## Work task
Reproduce every entry word for word. Drop all pictures from the copy.

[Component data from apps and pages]
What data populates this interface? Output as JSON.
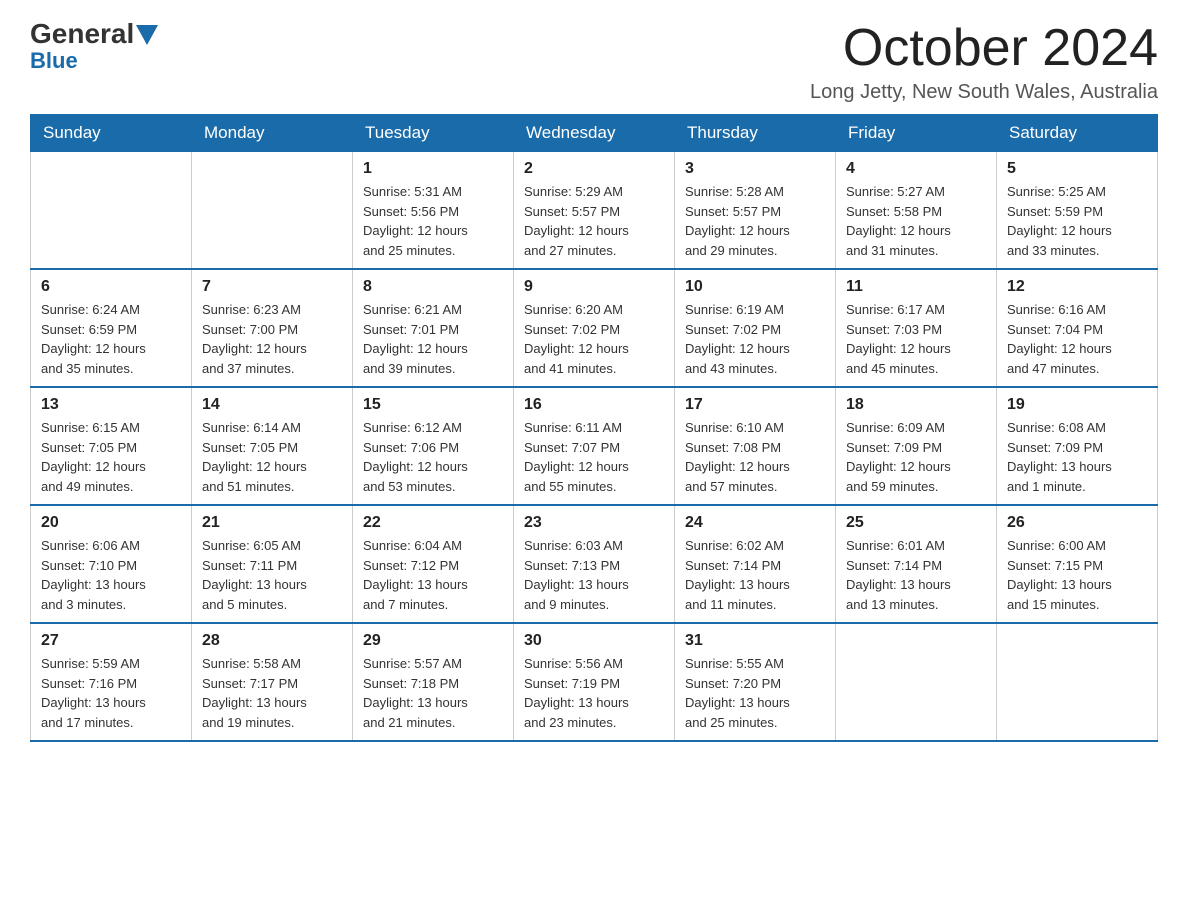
{
  "logo": {
    "general": "General",
    "blue": "Blue"
  },
  "title": "October 2024",
  "subtitle": "Long Jetty, New South Wales, Australia",
  "weekdays": [
    "Sunday",
    "Monday",
    "Tuesday",
    "Wednesday",
    "Thursday",
    "Friday",
    "Saturday"
  ],
  "weeks": [
    [
      {
        "day": "",
        "info": ""
      },
      {
        "day": "",
        "info": ""
      },
      {
        "day": "1",
        "info": "Sunrise: 5:31 AM\nSunset: 5:56 PM\nDaylight: 12 hours\nand 25 minutes."
      },
      {
        "day": "2",
        "info": "Sunrise: 5:29 AM\nSunset: 5:57 PM\nDaylight: 12 hours\nand 27 minutes."
      },
      {
        "day": "3",
        "info": "Sunrise: 5:28 AM\nSunset: 5:57 PM\nDaylight: 12 hours\nand 29 minutes."
      },
      {
        "day": "4",
        "info": "Sunrise: 5:27 AM\nSunset: 5:58 PM\nDaylight: 12 hours\nand 31 minutes."
      },
      {
        "day": "5",
        "info": "Sunrise: 5:25 AM\nSunset: 5:59 PM\nDaylight: 12 hours\nand 33 minutes."
      }
    ],
    [
      {
        "day": "6",
        "info": "Sunrise: 6:24 AM\nSunset: 6:59 PM\nDaylight: 12 hours\nand 35 minutes."
      },
      {
        "day": "7",
        "info": "Sunrise: 6:23 AM\nSunset: 7:00 PM\nDaylight: 12 hours\nand 37 minutes."
      },
      {
        "day": "8",
        "info": "Sunrise: 6:21 AM\nSunset: 7:01 PM\nDaylight: 12 hours\nand 39 minutes."
      },
      {
        "day": "9",
        "info": "Sunrise: 6:20 AM\nSunset: 7:02 PM\nDaylight: 12 hours\nand 41 minutes."
      },
      {
        "day": "10",
        "info": "Sunrise: 6:19 AM\nSunset: 7:02 PM\nDaylight: 12 hours\nand 43 minutes."
      },
      {
        "day": "11",
        "info": "Sunrise: 6:17 AM\nSunset: 7:03 PM\nDaylight: 12 hours\nand 45 minutes."
      },
      {
        "day": "12",
        "info": "Sunrise: 6:16 AM\nSunset: 7:04 PM\nDaylight: 12 hours\nand 47 minutes."
      }
    ],
    [
      {
        "day": "13",
        "info": "Sunrise: 6:15 AM\nSunset: 7:05 PM\nDaylight: 12 hours\nand 49 minutes."
      },
      {
        "day": "14",
        "info": "Sunrise: 6:14 AM\nSunset: 7:05 PM\nDaylight: 12 hours\nand 51 minutes."
      },
      {
        "day": "15",
        "info": "Sunrise: 6:12 AM\nSunset: 7:06 PM\nDaylight: 12 hours\nand 53 minutes."
      },
      {
        "day": "16",
        "info": "Sunrise: 6:11 AM\nSunset: 7:07 PM\nDaylight: 12 hours\nand 55 minutes."
      },
      {
        "day": "17",
        "info": "Sunrise: 6:10 AM\nSunset: 7:08 PM\nDaylight: 12 hours\nand 57 minutes."
      },
      {
        "day": "18",
        "info": "Sunrise: 6:09 AM\nSunset: 7:09 PM\nDaylight: 12 hours\nand 59 minutes."
      },
      {
        "day": "19",
        "info": "Sunrise: 6:08 AM\nSunset: 7:09 PM\nDaylight: 13 hours\nand 1 minute."
      }
    ],
    [
      {
        "day": "20",
        "info": "Sunrise: 6:06 AM\nSunset: 7:10 PM\nDaylight: 13 hours\nand 3 minutes."
      },
      {
        "day": "21",
        "info": "Sunrise: 6:05 AM\nSunset: 7:11 PM\nDaylight: 13 hours\nand 5 minutes."
      },
      {
        "day": "22",
        "info": "Sunrise: 6:04 AM\nSunset: 7:12 PM\nDaylight: 13 hours\nand 7 minutes."
      },
      {
        "day": "23",
        "info": "Sunrise: 6:03 AM\nSunset: 7:13 PM\nDaylight: 13 hours\nand 9 minutes."
      },
      {
        "day": "24",
        "info": "Sunrise: 6:02 AM\nSunset: 7:14 PM\nDaylight: 13 hours\nand 11 minutes."
      },
      {
        "day": "25",
        "info": "Sunrise: 6:01 AM\nSunset: 7:14 PM\nDaylight: 13 hours\nand 13 minutes."
      },
      {
        "day": "26",
        "info": "Sunrise: 6:00 AM\nSunset: 7:15 PM\nDaylight: 13 hours\nand 15 minutes."
      }
    ],
    [
      {
        "day": "27",
        "info": "Sunrise: 5:59 AM\nSunset: 7:16 PM\nDaylight: 13 hours\nand 17 minutes."
      },
      {
        "day": "28",
        "info": "Sunrise: 5:58 AM\nSunset: 7:17 PM\nDaylight: 13 hours\nand 19 minutes."
      },
      {
        "day": "29",
        "info": "Sunrise: 5:57 AM\nSunset: 7:18 PM\nDaylight: 13 hours\nand 21 minutes."
      },
      {
        "day": "30",
        "info": "Sunrise: 5:56 AM\nSunset: 7:19 PM\nDaylight: 13 hours\nand 23 minutes."
      },
      {
        "day": "31",
        "info": "Sunrise: 5:55 AM\nSunset: 7:20 PM\nDaylight: 13 hours\nand 25 minutes."
      },
      {
        "day": "",
        "info": ""
      },
      {
        "day": "",
        "info": ""
      }
    ]
  ]
}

## Output of the task
What data populates this interface? Output as JSON.
{
  "logo": {
    "general": "General",
    "blue": "Blue"
  },
  "title": "October 2024",
  "subtitle": "Long Jetty, New South Wales, Australia",
  "weekdays": [
    "Sunday",
    "Monday",
    "Tuesday",
    "Wednesday",
    "Thursday",
    "Friday",
    "Saturday"
  ],
  "weeks": [
    [
      {
        "day": "",
        "info": ""
      },
      {
        "day": "",
        "info": ""
      },
      {
        "day": "1",
        "info": "Sunrise: 5:31 AM\nSunset: 5:56 PM\nDaylight: 12 hours\nand 25 minutes."
      },
      {
        "day": "2",
        "info": "Sunrise: 5:29 AM\nSunset: 5:57 PM\nDaylight: 12 hours\nand 27 minutes."
      },
      {
        "day": "3",
        "info": "Sunrise: 5:28 AM\nSunset: 5:57 PM\nDaylight: 12 hours\nand 29 minutes."
      },
      {
        "day": "4",
        "info": "Sunrise: 5:27 AM\nSunset: 5:58 PM\nDaylight: 12 hours\nand 31 minutes."
      },
      {
        "day": "5",
        "info": "Sunrise: 5:25 AM\nSunset: 5:59 PM\nDaylight: 12 hours\nand 33 minutes."
      }
    ],
    [
      {
        "day": "6",
        "info": "Sunrise: 6:24 AM\nSunset: 6:59 PM\nDaylight: 12 hours\nand 35 minutes."
      },
      {
        "day": "7",
        "info": "Sunrise: 6:23 AM\nSunset: 7:00 PM\nDaylight: 12 hours\nand 37 minutes."
      },
      {
        "day": "8",
        "info": "Sunrise: 6:21 AM\nSunset: 7:01 PM\nDaylight: 12 hours\nand 39 minutes."
      },
      {
        "day": "9",
        "info": "Sunrise: 6:20 AM\nSunset: 7:02 PM\nDaylight: 12 hours\nand 41 minutes."
      },
      {
        "day": "10",
        "info": "Sunrise: 6:19 AM\nSunset: 7:02 PM\nDaylight: 12 hours\nand 43 minutes."
      },
      {
        "day": "11",
        "info": "Sunrise: 6:17 AM\nSunset: 7:03 PM\nDaylight: 12 hours\nand 45 minutes."
      },
      {
        "day": "12",
        "info": "Sunrise: 6:16 AM\nSunset: 7:04 PM\nDaylight: 12 hours\nand 47 minutes."
      }
    ],
    [
      {
        "day": "13",
        "info": "Sunrise: 6:15 AM\nSunset: 7:05 PM\nDaylight: 12 hours\nand 49 minutes."
      },
      {
        "day": "14",
        "info": "Sunrise: 6:14 AM\nSunset: 7:05 PM\nDaylight: 12 hours\nand 51 minutes."
      },
      {
        "day": "15",
        "info": "Sunrise: 6:12 AM\nSunset: 7:06 PM\nDaylight: 12 hours\nand 53 minutes."
      },
      {
        "day": "16",
        "info": "Sunrise: 6:11 AM\nSunset: 7:07 PM\nDaylight: 12 hours\nand 55 minutes."
      },
      {
        "day": "17",
        "info": "Sunrise: 6:10 AM\nSunset: 7:08 PM\nDaylight: 12 hours\nand 57 minutes."
      },
      {
        "day": "18",
        "info": "Sunrise: 6:09 AM\nSunset: 7:09 PM\nDaylight: 12 hours\nand 59 minutes."
      },
      {
        "day": "19",
        "info": "Sunrise: 6:08 AM\nSunset: 7:09 PM\nDaylight: 13 hours\nand 1 minute."
      }
    ],
    [
      {
        "day": "20",
        "info": "Sunrise: 6:06 AM\nSunset: 7:10 PM\nDaylight: 13 hours\nand 3 minutes."
      },
      {
        "day": "21",
        "info": "Sunrise: 6:05 AM\nSunset: 7:11 PM\nDaylight: 13 hours\nand 5 minutes."
      },
      {
        "day": "22",
        "info": "Sunrise: 6:04 AM\nSunset: 7:12 PM\nDaylight: 13 hours\nand 7 minutes."
      },
      {
        "day": "23",
        "info": "Sunrise: 6:03 AM\nSunset: 7:13 PM\nDaylight: 13 hours\nand 9 minutes."
      },
      {
        "day": "24",
        "info": "Sunrise: 6:02 AM\nSunset: 7:14 PM\nDaylight: 13 hours\nand 11 minutes."
      },
      {
        "day": "25",
        "info": "Sunrise: 6:01 AM\nSunset: 7:14 PM\nDaylight: 13 hours\nand 13 minutes."
      },
      {
        "day": "26",
        "info": "Sunrise: 6:00 AM\nSunset: 7:15 PM\nDaylight: 13 hours\nand 15 minutes."
      }
    ],
    [
      {
        "day": "27",
        "info": "Sunrise: 5:59 AM\nSunset: 7:16 PM\nDaylight: 13 hours\nand 17 minutes."
      },
      {
        "day": "28",
        "info": "Sunrise: 5:58 AM\nSunset: 7:17 PM\nDaylight: 13 hours\nand 19 minutes."
      },
      {
        "day": "29",
        "info": "Sunrise: 5:57 AM\nSunset: 7:18 PM\nDaylight: 13 hours\nand 21 minutes."
      },
      {
        "day": "30",
        "info": "Sunrise: 5:56 AM\nSunset: 7:19 PM\nDaylight: 13 hours\nand 23 minutes."
      },
      {
        "day": "31",
        "info": "Sunrise: 5:55 AM\nSunset: 7:20 PM\nDaylight: 13 hours\nand 25 minutes."
      },
      {
        "day": "",
        "info": ""
      },
      {
        "day": "",
        "info": ""
      }
    ]
  ]
}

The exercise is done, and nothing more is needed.